Business continuity in a post-pandemic world
The pandemic showed that assumptions about the way the world works can change almost overnight.
But if there’s a silver lining to those two years of disruption, it’s the spotlight the crisis has shone on the need for business continuity planning.
After Covid, businesses know they have to be prepared for threats to their ability to perform core operations. That’s crucial, because the pandemic isn’t over. In addition, the crisis in Eastern Europe threatens global economic stability. And the most disruptive consequences of climate change are still to come.
What is business continuity planning?
So what is business continuity planning? Fundamentally, it’s the acceptance that bad things happen and that businesses need a strategy in place to mitigate negative outcomes and ensure they can continue to trade.
The circumstances that create a need for such planning are many and varied but might include:
- Extreme weather that disrupts core operations, by stalling supply chains, stopping employees from working normally or damaging premises.
- Geopolitical volatility that cuts supply chains or creates uncertainty in core markets. The current situation in Ukraine is a case in point.
- Theft, vandalism and arson can all lead to business continuity challenges.
- Ransomware can lock you out of your files and systems, making business all-but impossible.
- A global health pandemic.
But while continuity planning is generally a response to extreme events, it can also be useful for more everyday challenges.
For example, an especially cold winter (or hot summer), or a virulent flu season, can disrupt day-to-day operations, even if they don’t threaten the ultimate viability of your business. Some of the steps you might implement as part of a business continuity plan could be helpful in these situations, too.
Lessons from the pandemic
Business continuity planning was often ignored before the pandemic, especially among SMEs. It was the last priority on a very long list. Many leaders just didn’t get round to it.
Lockdown shocked them into action. Most obviously, businesses that could easily transition to a remote working model found the early weeks and months of Covid easier than those who were locked into an office-based mentality.

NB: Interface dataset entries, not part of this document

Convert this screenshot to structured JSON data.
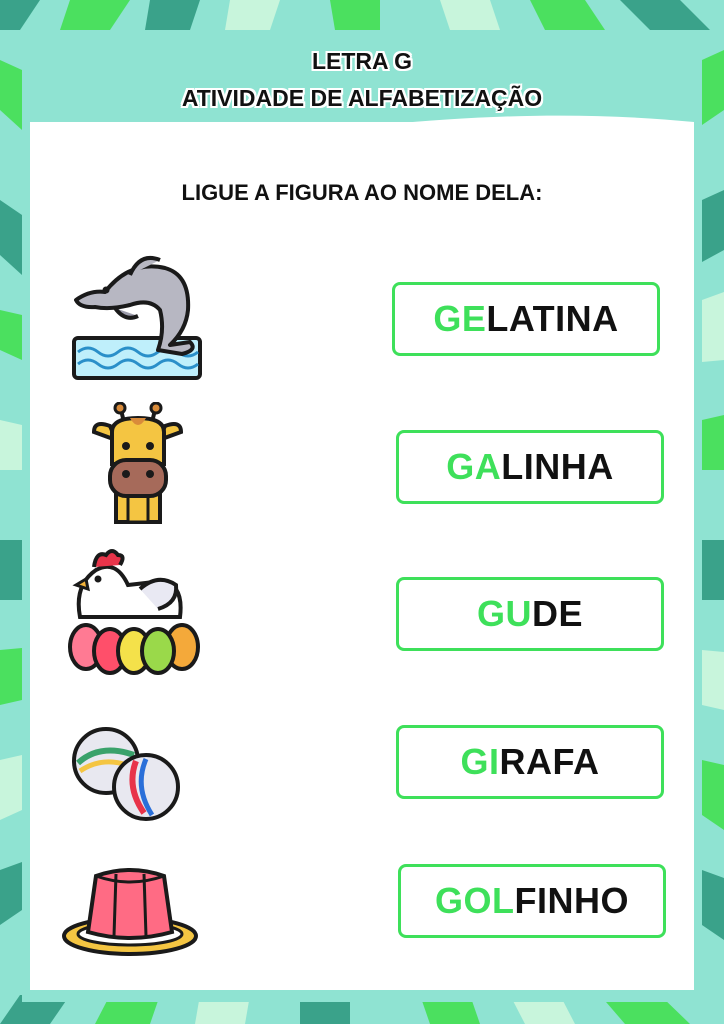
{
  "header": {
    "title_line1": "LETRA G",
    "title_line2": "ATIVIDADE DE ALFABETIZAÇÃO"
  },
  "instruction": "LIGUE A FIGURA AO NOME DELA:",
  "pictures": [
    {
      "name": "dolphin",
      "icon": "dolphin-icon"
    },
    {
      "name": "giraffe",
      "icon": "giraffe-icon"
    },
    {
      "name": "hen",
      "icon": "hen-with-eggs-icon"
    },
    {
      "name": "marbles",
      "icon": "marbles-icon"
    },
    {
      "name": "gelatin",
      "icon": "gelatin-icon"
    }
  ],
  "words": [
    {
      "highlight": "GE",
      "rest": "LATINA"
    },
    {
      "highlight": "GA",
      "rest": "LINHA"
    },
    {
      "highlight": "GU",
      "rest": "DE"
    },
    {
      "highlight": "GI",
      "rest": "RAFA"
    },
    {
      "highlight": "GOL",
      "rest": "FINHO"
    }
  ],
  "colors": {
    "accent_green": "#3ee05a",
    "stripe_teal": "#8fe3d2",
    "stripe_dark": "#3aa28a",
    "stripe_light": "#c8f5dc"
  }
}
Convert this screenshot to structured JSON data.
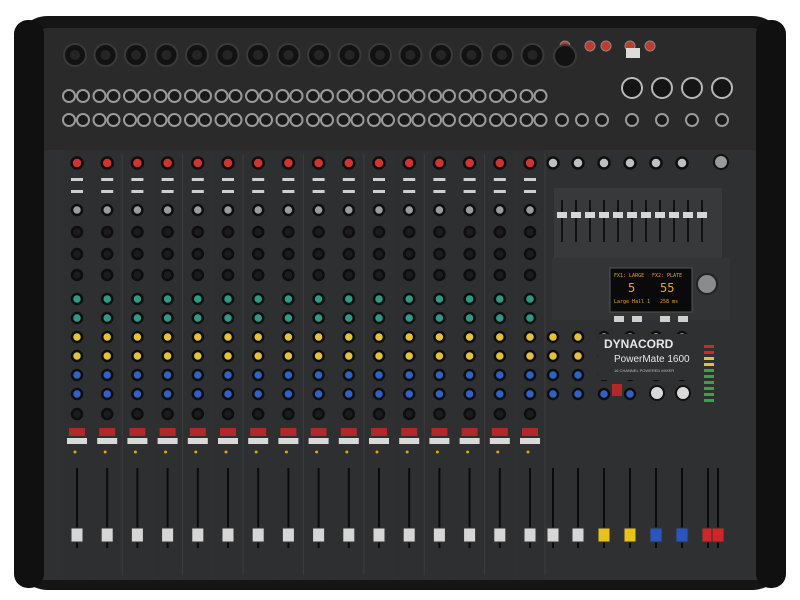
{
  "product": {
    "brand": "DYNACORD",
    "model": "PowerMate 1600",
    "subtitle": "16 CHANNEL POWERED MIXER"
  },
  "display": {
    "row1_left_label": "FX1: LARGE",
    "row1_right_label": "FX2: PLATE",
    "preset_left": "5",
    "preset_right": "55",
    "name_left": "Large Hall 1",
    "name_right": "258 ms"
  },
  "colors": {
    "chassis": "#1b1b1b",
    "panel": "#2e2f31",
    "gain_knob": "#d2332f",
    "eq_knob_green": "#2a9c86",
    "aux_knob_yellow": "#e3c23a",
    "fx_knob_blue": "#2f62c4",
    "fader_cap": "#d6d6d6",
    "fader_cap_yellow": "#e6c21c",
    "fader_cap_blue": "#2a54c2",
    "fader_cap_red": "#d0252a",
    "oled_bg": "#0a0a0a",
    "oled_text": "#f0a020"
  },
  "icons": {
    "xlr_input": "xlr-socket-icon",
    "jack_input": "jack-socket-icon",
    "knob": "rotary-knob-icon",
    "fader": "slider-fader-icon",
    "selector": "push-knob-icon"
  }
}
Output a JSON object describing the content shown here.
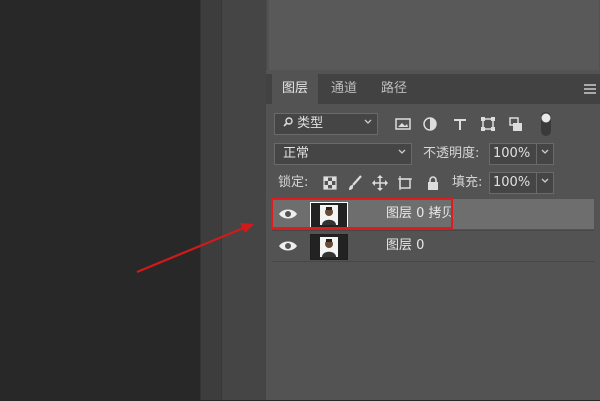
{
  "panel": {
    "tabs": [
      {
        "label": "图层",
        "active": true
      },
      {
        "label": "通道",
        "active": false
      },
      {
        "label": "路径",
        "active": false
      }
    ],
    "filter": {
      "selected": "类型"
    },
    "blend": {
      "mode": "正常",
      "opacity_label": "不透明度:",
      "opacity_value": "100%"
    },
    "lock": {
      "label": "锁定:",
      "fill_label": "填充:",
      "fill_value": "100%"
    },
    "layers": [
      {
        "name": "图层 0 拷贝",
        "selected": true
      },
      {
        "name": "图层 0",
        "selected": false
      }
    ]
  },
  "colors": {
    "highlight": "#e01b1b",
    "panel_bg": "#535353",
    "selected_row": "#6e6e6e"
  }
}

Many businesses quickly closed the gap by investing in cloud-based communications and collaboration technology. But while Teams and hosted voice services are excellent tools in any company’s armoury, business continuity planning involves much more than being able to collaborate remotely. A comprehensive strategy should consider the following:
- Working from home. Zoom is great, but can your employees work effectively and productively away from the office? That means having access to a full suite of office tools, data and systems. Your business continuity may depend on it.

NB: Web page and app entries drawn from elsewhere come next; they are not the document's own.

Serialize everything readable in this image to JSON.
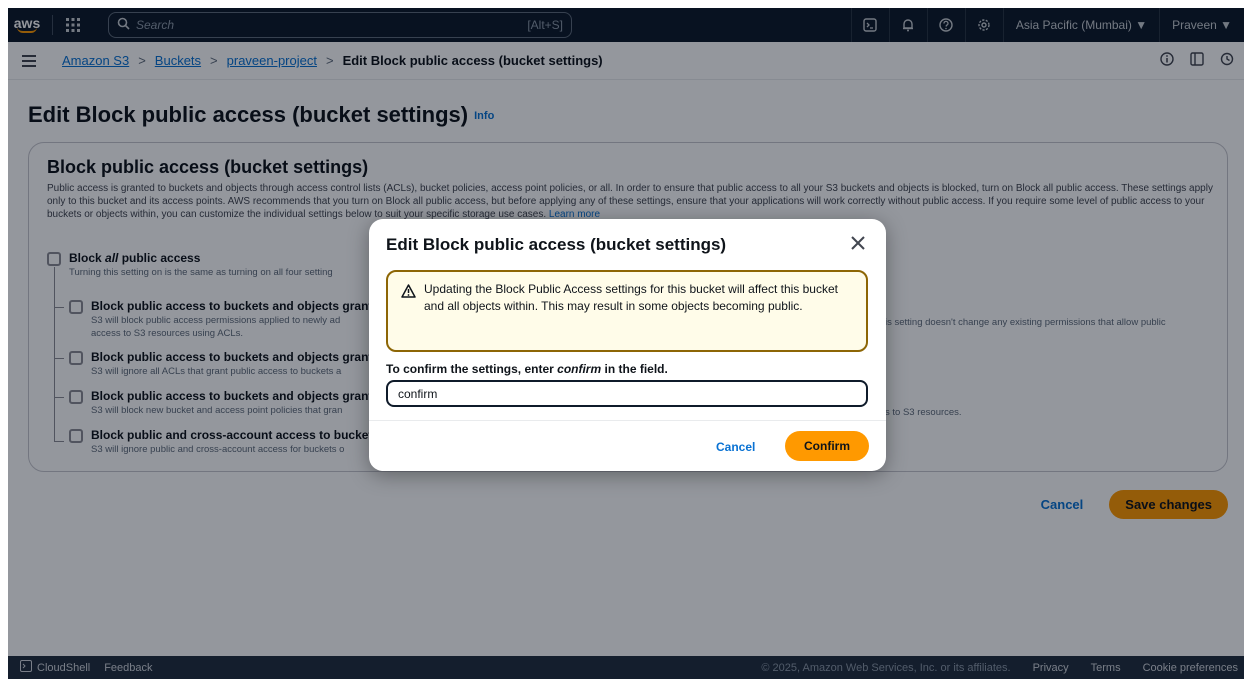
{
  "topnav": {
    "logo": "aws",
    "search_placeholder": "Search",
    "search_shortcut": "[Alt+S]",
    "region": "Asia Pacific (Mumbai) ▼",
    "user": "Praveen ▼",
    "icons": [
      "cloudshell-icon",
      "bell-icon",
      "help-icon",
      "settings-icon"
    ]
  },
  "breadcrumb": {
    "items": [
      "Amazon S3",
      "Buckets",
      "praveen-project"
    ],
    "current": "Edit Block public access (bucket settings)",
    "separator": ">"
  },
  "page": {
    "title": "Edit Block public access (bucket settings)",
    "info": "Info"
  },
  "panel": {
    "heading": "Block public access (bucket settings)",
    "description": "Public access is granted to buckets and objects through access control lists (ACLs), bucket policies, access point policies, or all. In order to ensure that public access to all your S3 buckets and objects is blocked, turn on Block all public access. These settings apply only to this bucket and its access points. AWS recommends that you turn on Block all public access, but before applying any of these settings, ensure that your applications will work correctly without public access. If you require some level of public access to your buckets or objects within, you can customize the individual settings below to suit your specific storage use cases.",
    "learn_more": "Learn more",
    "block_all_pre": "Block ",
    "block_all_em": "all",
    "block_all_post": " public access",
    "block_all_desc": "Turning this setting on is the same as turning on all four setting",
    "options": [
      {
        "title": "Block public access to buckets and objects granted",
        "desc": "S3 will block public access permissions applied to newly ad",
        "desc2": "access to S3 resources using ACLs.",
        "right": "is setting doesn't change any existing permissions that allow public"
      },
      {
        "title": "Block public access to buckets and objects granted",
        "desc": "S3 will ignore all ACLs that grant public access to buckets a",
        "right": ""
      },
      {
        "title": "Block public access to buckets and objects granted",
        "desc": "S3 will block new bucket and access point policies that gran",
        "right": "s to S3 resources."
      },
      {
        "title": "Block public and cross-account access to buckets a",
        "desc": "S3 will ignore public and cross-account access for buckets o",
        "right": ""
      }
    ],
    "cancel": "Cancel",
    "save": "Save changes"
  },
  "modal": {
    "title": "Edit Block public access (bucket settings)",
    "warning": "Updating the Block Public Access settings for this bucket will affect this bucket and all objects within. This may result in some objects becoming public.",
    "label_pre": "To confirm the settings, enter ",
    "label_em": "confirm",
    "label_post": " in the field.",
    "input_value": "confirm",
    "cancel": "Cancel",
    "confirm": "Confirm"
  },
  "footer": {
    "cloudshell": "CloudShell",
    "feedback": "Feedback",
    "copyright": "© 2025, Amazon Web Services, Inc. or its affiliates.",
    "privacy": "Privacy",
    "terms": "Terms",
    "cookies": "Cookie preferences"
  },
  "colors": {
    "nav": "#0f1b2a",
    "link": "#0972d3",
    "primary": "#ff9900",
    "warning_border": "#8d6605",
    "warning_bg": "#fffce9"
  }
}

- Disaster recovery. If your network went down, what would you do? Trusted IT support, in-house or otherwise, is crucial here.
- Off-site data storage. Business continuity planning must include the ability to spin up new versions of your applications and data in seconds. Cloud vendors should ensure your information is mirrored in more than one geographical location.
- Third party back office support. If staff are unavailable or tied up with other tasks, can you bring in temporary help? For that matter, can you set up office in a different building?
- Sourcing and procurement. What would you do if a key link in your supply chain was taken out? Alternative supply chain solutions need to be part of any continuity plan for relevant businesses.
Would you be ready?
All of which begs the questions: would you be ready if the pandemic struck again tomorrow?
That’s the benchmark by which your business continuity strategy should be judged. Covid came out of the blue. But businesses cannot depend on generous government support or the boundless forbearance of customers the next time round.
Instead, forward thinking SMEs will use the pandemic experience to put holistic business continuity plans in place.
The digital nature of modern business means much of that planning – though not all – will involve technology. Zoom and Teams are just the start. Cloud-based solutions for core operations are obvious next steps. Data and systems should be saved off-site, in more than one location.
Connectivity is the foundation of any business continuity strategy. As a general rule, the more fibre your internet service contains, the more resilient it will be. Fast and reliable connectivity can also help your businesses transition quickly to new ways of working.
The pandemic showed that business continuity planning is not a ‘nice to have’ – it’s essential. Your survival as a business might depend on it. Ask yourself if you are prepared for the next crisis, in whatever form it might take.